TASK ITEM:
Copy every entry exactly as given, minus the images.

[Start of Attachment]

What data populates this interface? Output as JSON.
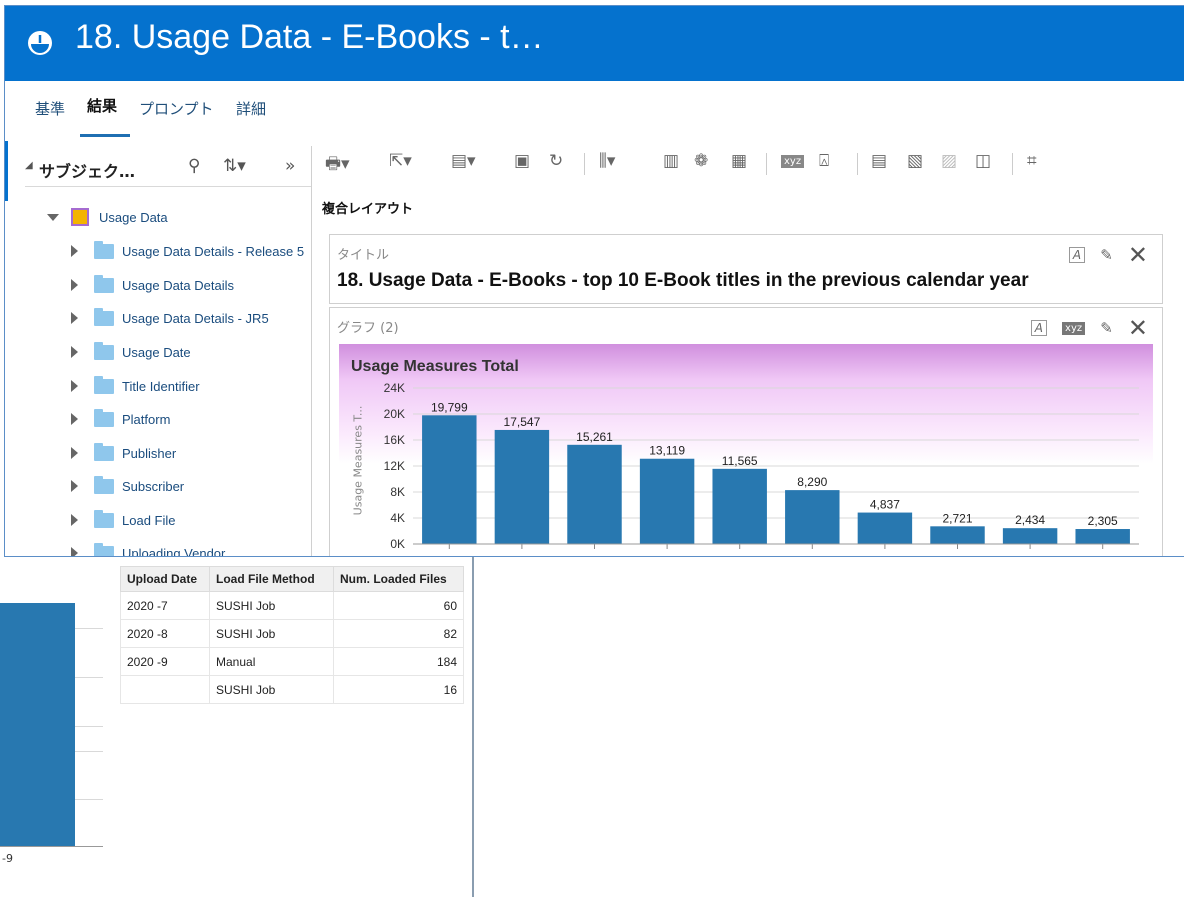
{
  "window": {
    "title": "18. Usage Data - E-Books - t…"
  },
  "tabs": [
    {
      "label": "基準",
      "active": false
    },
    {
      "label": "結果",
      "active": true
    },
    {
      "label": "プロンプト",
      "active": false
    },
    {
      "label": "詳細",
      "active": false
    }
  ],
  "subject_panel": {
    "title": "サブジェク…",
    "root": "Usage Data",
    "items": [
      "Usage Data Details - Release 5",
      "Usage Data Details",
      "Usage Data Details - JR5",
      "Usage Date",
      "Title Identifier",
      "Platform",
      "Publisher",
      "Subscriber",
      "Load File",
      "Uploading Vendor"
    ]
  },
  "compound_layout_label": "複合レイアウト",
  "title_view": {
    "caption": "タイトル",
    "title": "18. Usage Data - E-Books - top 10 E-Book titles in the previous calendar year"
  },
  "graph_view": {
    "caption": "グラフ (2)"
  },
  "chart_data": {
    "type": "bar",
    "title": "Usage Measures Total",
    "ylabel": "Usage Measures T...",
    "xlabel": "",
    "ylim": [
      0,
      24000
    ],
    "yticks": [
      "0K",
      "4K",
      "8K",
      "12K",
      "16K",
      "20K",
      "24K"
    ],
    "values": [
      19799,
      17547,
      15261,
      13119,
      11565,
      8290,
      4837,
      2721,
      2434,
      2305
    ],
    "value_labels": [
      "19,799",
      "17,547",
      "15,261",
      "13,119",
      "11,565",
      "8,290",
      "4,837",
      "2,721",
      "2,434",
      "2,305"
    ],
    "bar_color": "#2878b0"
  },
  "background_table": {
    "headers": [
      "Upload Date",
      "Load File Method",
      "Num. Loaded Files"
    ],
    "rows": [
      [
        "2020 -7",
        "SUSHI Job",
        "60"
      ],
      [
        "2020 -8",
        "SUSHI Job",
        "82"
      ],
      [
        "2020 -9",
        "Manual",
        "184"
      ],
      [
        "",
        "SUSHI Job",
        "16"
      ]
    ]
  },
  "background_chart_axis_label": "-9",
  "colors": {
    "titlebar": "#0572ce",
    "link": "#1a4c7e"
  }
}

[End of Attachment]

WRITTEN ANSWER:
What data populates this interface? Output as JSON.
{
  "window": {
    "title": "18. Usage Data - E-Books - t…"
  },
  "tabs": [
    {
      "label": "基準",
      "active": false
    },
    {
      "label": "結果",
      "active": true
    },
    {
      "label": "プロンプト",
      "active": false
    },
    {
      "label": "詳細",
      "active": false
    }
  ],
  "subject_panel": {
    "title": "サブジェク…",
    "root": "Usage Data",
    "items": [
      "Usage Data Details - Release 5",
      "Usage Data Details",
      "Usage Data Details - JR5",
      "Usage Date",
      "Title Identifier",
      "Platform",
      "Publisher",
      "Subscriber",
      "Load File",
      "Uploading Vendor"
    ]
  },
  "compound_layout_label": "複合レイアウト",
  "title_view": {
    "caption": "タイトル",
    "title": "18. Usage Data - E-Books - top 10 E-Book titles in the previous calendar year"
  },
  "graph_view": {
    "caption": "グラフ (2)"
  },
  "chart_data": {
    "type": "bar",
    "title": "Usage Measures Total",
    "ylabel": "Usage Measures T...",
    "xlabel": "",
    "ylim": [
      0,
      24000
    ],
    "yticks": [
      "0K",
      "4K",
      "8K",
      "12K",
      "16K",
      "20K",
      "24K"
    ],
    "values": [
      19799,
      17547,
      15261,
      13119,
      11565,
      8290,
      4837,
      2721,
      2434,
      2305
    ],
    "value_labels": [
      "19,799",
      "17,547",
      "15,261",
      "13,119",
      "11,565",
      "8,290",
      "4,837",
      "2,721",
      "2,434",
      "2,305"
    ],
    "bar_color": "#2878b0"
  },
  "background_table": {
    "headers": [
      "Upload Date",
      "Load File Method",
      "Num. Loaded Files"
    ],
    "rows": [
      [
        "2020 -7",
        "SUSHI Job",
        "60"
      ],
      [
        "2020 -8",
        "SUSHI Job",
        "82"
      ],
      [
        "2020 -9",
        "Manual",
        "184"
      ],
      [
        "",
        "SUSHI Job",
        "16"
      ]
    ]
  },
  "background_chart_axis_label": "-9",
  "colors": {
    "titlebar": "#0572ce",
    "link": "#1a4c7e"
  }
}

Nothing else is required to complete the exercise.